The Irish Bread Bakers Association has teamed up with Dr Mary McCreery, one of Ireland’s foremost consultant nutritionists and dietitians.
Every year a new trendy diet hits the headlines as the “must do” for the perfect beach body or instant weight loss. However, some people embrace ‘healthy’ eating and then cannot understand why they do not lose any weight.
Bread has been cast among the foods to chop ruthlessly from your diet. But behind most food and nutrition myths, there are facts that overrule the fads.
A healthy diet is not necessarily a weight reducing diet. The definition of a healthy diet is getting all the nutrients that the body requires in the amounts needed and not getting too little or too much of any one nutrient.
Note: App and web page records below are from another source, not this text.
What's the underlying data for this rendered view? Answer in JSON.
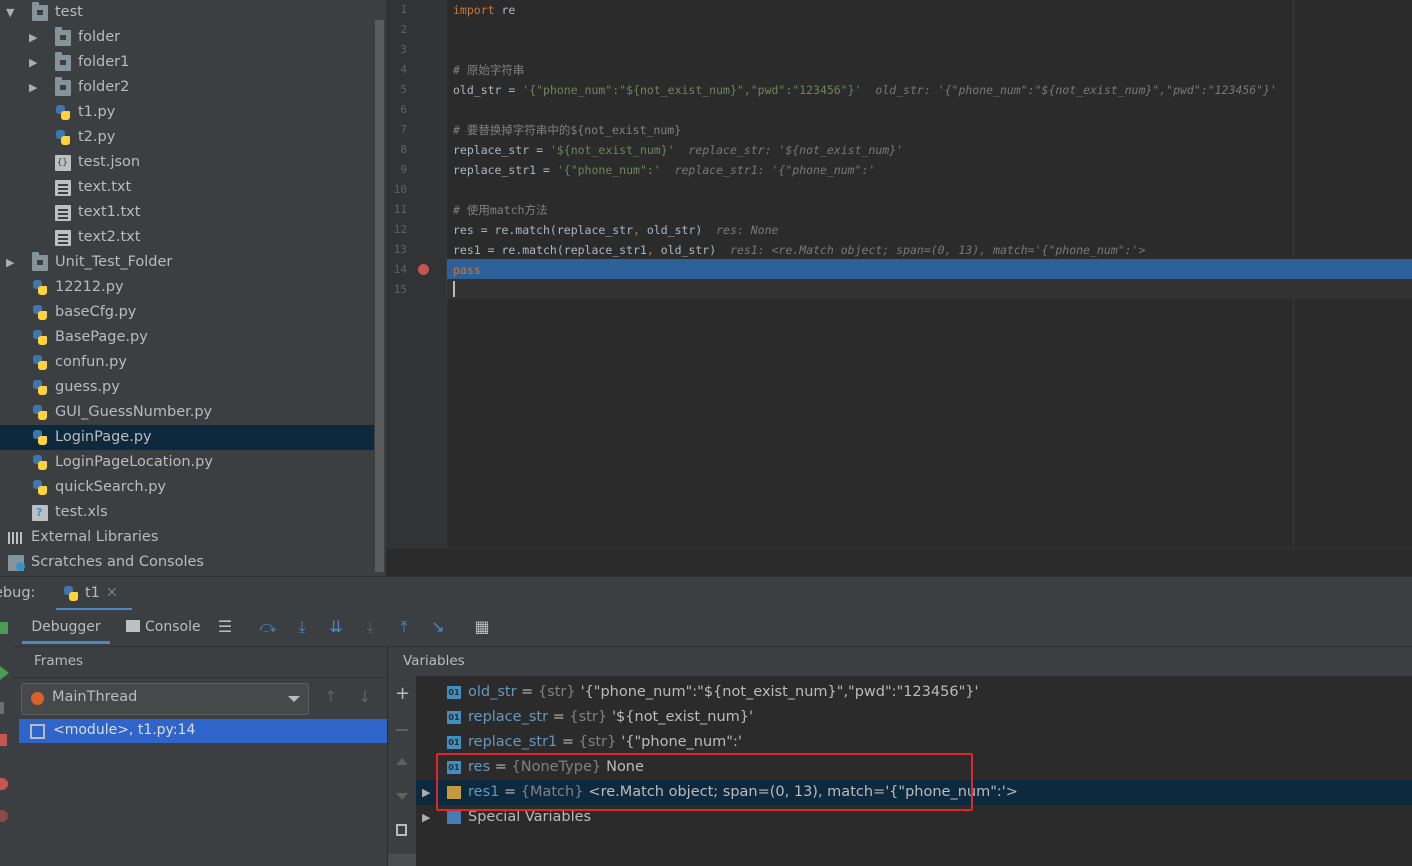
{
  "tree": {
    "items": [
      {
        "label": "test",
        "type": "folder",
        "expanded": true,
        "level": 0
      },
      {
        "label": "folder",
        "type": "folder",
        "expanded": false,
        "level": 1
      },
      {
        "label": "folder1",
        "type": "folder",
        "expanded": false,
        "level": 1
      },
      {
        "label": "folder2",
        "type": "folder",
        "expanded": false,
        "level": 1
      },
      {
        "label": "t1.py",
        "type": "python",
        "level": 1
      },
      {
        "label": "t2.py",
        "type": "python",
        "level": 1
      },
      {
        "label": "test.json",
        "type": "json",
        "level": 1
      },
      {
        "label": "text.txt",
        "type": "text",
        "level": 1
      },
      {
        "label": "text1.txt",
        "type": "text",
        "level": 1
      },
      {
        "label": "text2.txt",
        "type": "text",
        "level": 1
      },
      {
        "label": "Unit_Test_Folder",
        "type": "folder",
        "expanded": false,
        "level": 0
      },
      {
        "label": "12212.py",
        "type": "python",
        "level": 0
      },
      {
        "label": "baseCfg.py",
        "type": "python",
        "level": 0
      },
      {
        "label": "BasePage.py",
        "type": "python",
        "level": 0
      },
      {
        "label": "confun.py",
        "type": "python",
        "level": 0
      },
      {
        "label": "guess.py",
        "type": "python",
        "level": 0
      },
      {
        "label": "GUI_GuessNumber.py",
        "type": "python",
        "level": 0
      },
      {
        "label": "LoginPage.py",
        "type": "python",
        "level": 0,
        "selected": true
      },
      {
        "label": "LoginPageLocation.py",
        "type": "python",
        "level": 0
      },
      {
        "label": "quickSearch.py",
        "type": "python",
        "level": 0
      },
      {
        "label": "test.xls",
        "type": "xls",
        "level": 0
      },
      {
        "label": "External Libraries",
        "type": "library",
        "level": -1
      },
      {
        "label": "Scratches and Consoles",
        "type": "scratch",
        "level": -1
      }
    ]
  },
  "editor": {
    "lines": [
      {
        "n": "1",
        "html_parts": [
          [
            "kw",
            "import"
          ],
          [
            "plain",
            " re"
          ]
        ]
      },
      {
        "n": "2",
        "html_parts": []
      },
      {
        "n": "3",
        "html_parts": []
      },
      {
        "n": "4",
        "html_parts": [
          [
            "cmt",
            "# 原始字符串"
          ]
        ]
      },
      {
        "n": "5",
        "html_parts": [
          [
            "plain",
            "old_str = "
          ],
          [
            "str",
            "'{\"phone_num\":\"${not_exist_num}\",\"pwd\":\"123456\"}'"
          ],
          [
            "hint",
            "  old_str: '{\"phone_num\":\"${not_exist_num}\",\"pwd\":\"123456\"}'"
          ]
        ]
      },
      {
        "n": "6",
        "html_parts": []
      },
      {
        "n": "7",
        "html_parts": [
          [
            "cmt",
            "# 要替换掉字符串中的${not_exist_num}"
          ]
        ]
      },
      {
        "n": "8",
        "html_parts": [
          [
            "plain",
            "replace_str = "
          ],
          [
            "str",
            "'${not_exist_num}'"
          ],
          [
            "hint",
            "  replace_str: '${not_exist_num}'"
          ]
        ]
      },
      {
        "n": "9",
        "html_parts": [
          [
            "plain",
            "replace_str1 = "
          ],
          [
            "str",
            "'{\"phone_num\":'"
          ],
          [
            "hint",
            "  replace_str1: '{\"phone_num\":'"
          ]
        ]
      },
      {
        "n": "10",
        "html_parts": []
      },
      {
        "n": "11",
        "html_parts": [
          [
            "cmt",
            "# 使用match方法"
          ]
        ]
      },
      {
        "n": "12",
        "html_parts": [
          [
            "plain",
            "res = re.match(replace_str"
          ],
          [
            "op",
            ","
          ],
          [
            "plain",
            " old_str)"
          ],
          [
            "hint",
            "  res: None"
          ]
        ]
      },
      {
        "n": "13",
        "html_parts": [
          [
            "plain",
            "res1 = re.match(replace_str1"
          ],
          [
            "op",
            ","
          ],
          [
            "plain",
            " old_str)"
          ],
          [
            "hint",
            "  res1: <re.Match object; span=(0, 13), match='{\"phone_num\":'>"
          ]
        ]
      },
      {
        "n": "14",
        "html_parts": [
          [
            "kw",
            "pass"
          ]
        ],
        "breakpoint": true,
        "highlighted": true
      },
      {
        "n": "15",
        "html_parts": [],
        "current": true
      }
    ]
  },
  "debug": {
    "title": "ebug:",
    "run_tab": "t1",
    "tabs": {
      "debugger": "Debugger",
      "console": "Console"
    },
    "frames_title": "Frames",
    "thread": "MainThread",
    "frame": "<module>, t1.py:14",
    "variables_title": "Variables",
    "variables": [
      {
        "name": "old_str",
        "eq": " = ",
        "type": "{str}",
        "value": "'{\"phone_num\":\"${not_exist_num}\",\"pwd\":\"123456\"}'",
        "icon": "01",
        "expandable": false
      },
      {
        "name": "replace_str",
        "eq": " = ",
        "type": "{str}",
        "value": "'${not_exist_num}'",
        "icon": "01",
        "expandable": false
      },
      {
        "name": "replace_str1",
        "eq": " = ",
        "type": "{str}",
        "value": "'{\"phone_num\":'",
        "icon": "01",
        "expandable": false
      },
      {
        "name": "res",
        "eq": " = ",
        "type": "{NoneType}",
        "value": "None",
        "icon": "01",
        "expandable": false
      },
      {
        "name": "res1",
        "eq": " = ",
        "type": "{Match}",
        "value": "<re.Match object; span=(0, 13), match='{\"phone_num\":'>",
        "icon": "match",
        "expandable": true,
        "selected": true
      },
      {
        "name": "Special Variables",
        "eq": "",
        "type": "",
        "value": "",
        "icon": "special",
        "expandable": true,
        "plain": true
      }
    ]
  },
  "colors": {
    "selection": "#0d293e",
    "execution_line": "#2d6099",
    "breakpoint": "#c75450",
    "highlight_box": "#e0262a"
  }
}
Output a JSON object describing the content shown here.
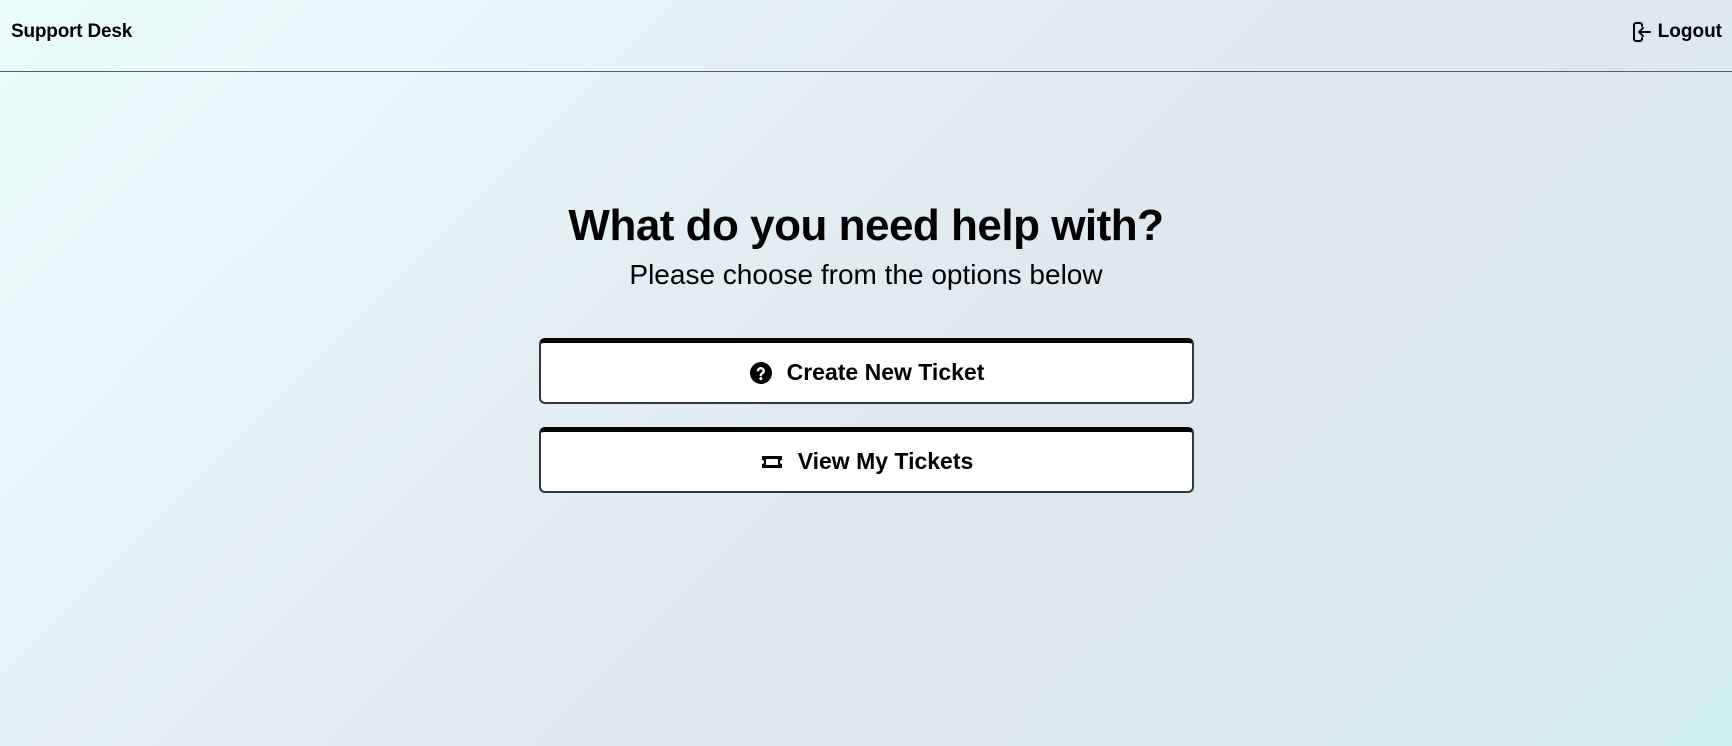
{
  "header": {
    "brand": "Support Desk",
    "logout_label": "Logout",
    "logout_icon": "sign-out-icon"
  },
  "main": {
    "title": "What do you need help with?",
    "subtitle": "Please choose from the options below",
    "options": [
      {
        "label": "Create New Ticket",
        "icon": "question-circle-icon"
      },
      {
        "label": "View My Tickets",
        "icon": "ticket-icon"
      }
    ]
  },
  "colors": {
    "text": "#000000",
    "button_bg": "#ffffff",
    "button_border": "#2f3640",
    "header_rule": "#555f66"
  }
}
The Irish Bread Bakers Association has teamed up with Dr Mary McCreery, one of Ireland’s foremost consultant nutritionists and dietitians, to set straight a few of the misconceptions that have had some people questioning whether bread is good for you.
Misconceptions around bread
· Bread is fattening
There is little or no fat or sugar in bread. A slice of bread has the same number of calories as a large apple.
· Bread causes bloating
Bloating is the new description for “I feel fat” or “I feel full”. There is simply no evidence that bread causes bloating. We are meant to feel full after meals, but if you are over-full then maybe you ate too much food! A review of the topic by the British Nutrition Foundation concluded that there was no scientific evidence that regular consumption of bread caused bloating or digestive problems.
· Bread is unhealthy
Contrary to what some may believe, bread is good for us and is an excellent source of proteins, vitamins especially the B Vitamins, Thiamine, Niacin, and Folic Acid; minerals (Calcium and iron); fibre and complex carbohydrates. It is also low in sugar and fat.
· Bread is low in essential nutrients
Bread is healthy as it contains many nutrients such as iron, calcium and B vitamins. Some varieties are also fortified with vitamin D and seeds such as Chia, adding Omega 3 to the nutritional content, making bread a major contributor to the nutrient intake of the Irish diet. Variety is the key to getting a balanced and nutritious diet. Because bread is such a versatile food, it can be included at all meals to provide energy. Toast for breakfast, sandwiches for lunch and as a side at dinner. Bread can and should be included in your diet at least once a day.
· Bread makes your energy levels drop
Although, if consumed alone, white and wholemeal breads cannot claim to have a low glycemic index, most of the time bread is combined with protein and fat: when it is eaten with a meal or as a sandwich, for example. This combination means that the carbohydrate is digested more slowly and glucose enters the bloodstream at a slower and more stable rate.